Pirate Spotting

Avast! Brian Appleyaaard! The hammy Bible-bashing tech/culture journo we all love to hate came out on Sunday as a shameless raider of intellectual property in his article on the death of TV last weekend:

"...the internet has begun to work as it should. Thanks to broadband, students now routinely download 
the best television shows — at the moment, that means the US hospital comedy Scrubs — over the net and, 
happily, pass them on to me. Video is now at the same stage as audio was when Napster first started. 
Just as MP3 chipped away at the foundations of the record industry, so video downloading is subverting 
television and film.

In fact there are two things in the above quote that are notable as indicative of the state of the copyfight to date: the first is the fact that a mainstream hack writing for none other than the Sunday Times can happily admit to consuming bootleg TV shows (although oddly, not actually downloading them – a bit like not inhaling, eh Brian?). The second is the bald assumption that such activity undermines the visual media industry.
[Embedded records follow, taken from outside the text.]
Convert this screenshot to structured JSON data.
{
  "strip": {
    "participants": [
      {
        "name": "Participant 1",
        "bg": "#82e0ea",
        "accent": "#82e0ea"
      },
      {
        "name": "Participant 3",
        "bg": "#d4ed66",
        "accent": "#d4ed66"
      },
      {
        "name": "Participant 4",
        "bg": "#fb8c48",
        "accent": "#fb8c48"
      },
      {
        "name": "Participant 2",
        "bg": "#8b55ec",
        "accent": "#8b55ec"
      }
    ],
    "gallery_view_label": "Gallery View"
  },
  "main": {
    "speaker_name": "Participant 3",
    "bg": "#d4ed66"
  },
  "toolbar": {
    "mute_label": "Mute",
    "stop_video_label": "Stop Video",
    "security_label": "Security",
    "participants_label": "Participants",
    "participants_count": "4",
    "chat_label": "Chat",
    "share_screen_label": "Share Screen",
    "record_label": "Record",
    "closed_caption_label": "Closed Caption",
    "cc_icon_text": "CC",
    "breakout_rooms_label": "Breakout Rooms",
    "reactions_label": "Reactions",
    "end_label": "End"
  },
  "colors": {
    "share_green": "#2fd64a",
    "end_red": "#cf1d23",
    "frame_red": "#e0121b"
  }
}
This is pure Chomsky: repeat something often enough (“home taping is killing music, MP3 is killing music, BitTorrent is killing video…”) and it becomes an accepted fact.

My opinion of Appleyard has always been a pretty low one, but I’m glad he’s written this article as some of the wider issues are pretty well observed. I wonder how BT and the rest will fare? Personally, I think Appleyard is probably right about the fate of TV as we know it, but wrong in his assumption that it will be relegated to a media backwater. He’s really just attacking the schedules. The programme quality factor is irrelevant. Who cares what he thinks about Scrubs?